→ Task to carry out
Only lines holding "Configuration" are wanted; copy each of them from the records below.

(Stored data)
──────

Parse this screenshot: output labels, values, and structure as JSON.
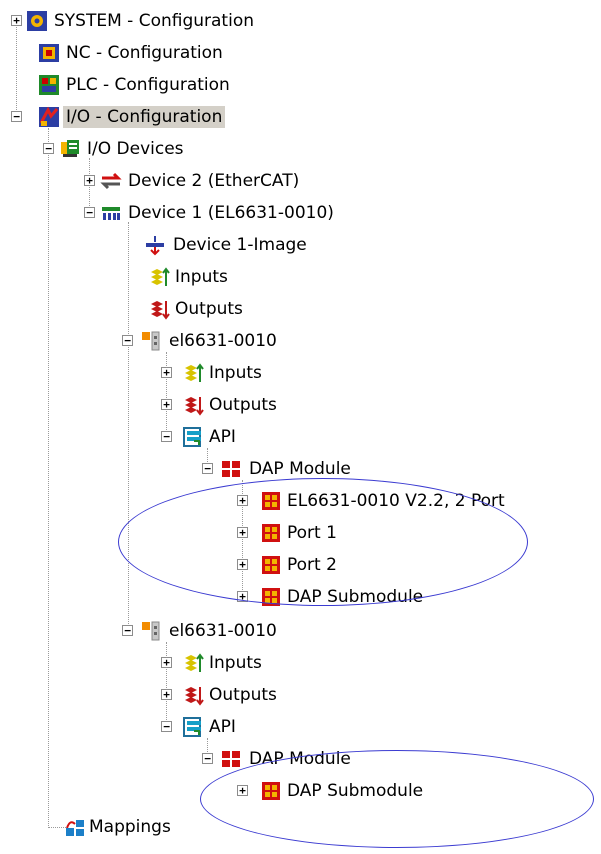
{
  "tree": {
    "system": "SYSTEM - Configuration",
    "nc": "NC - Configuration",
    "plc": "PLC - Configuration",
    "io": "I/O - Configuration",
    "io_devices": "I/O Devices",
    "device2": "Device 2 (EtherCAT)",
    "device1": "Device 1 (EL6631-0010)",
    "device1_image": "Device 1-Image",
    "device1_inputs": "Inputs",
    "device1_outputs": "Outputs",
    "box1": {
      "label": "el6631-0010",
      "inputs": "Inputs",
      "outputs": "Outputs",
      "api": "API",
      "dap_module": "DAP Module",
      "items": [
        "EL6631-0010 V2.2, 2 Port",
        "Port 1",
        "Port 2",
        "DAP Submodule"
      ]
    },
    "box2": {
      "label": "el6631-0010",
      "inputs": "Inputs",
      "outputs": "Outputs",
      "api": "API",
      "dap_module": "DAP Module",
      "items": [
        "DAP Submodule"
      ]
    },
    "mappings": "Mappings"
  },
  "colors": {
    "selection": "#d4d0c8",
    "ellipse": "#3b3bd1",
    "tree_lines": "#9a9a9a"
  }
}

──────

→ Task output
    "system": "SYSTEM - Configuration",
    "nc": "NC - Configuration",
    "plc": "PLC - Configuration",
    "io": "I/O - Configuration",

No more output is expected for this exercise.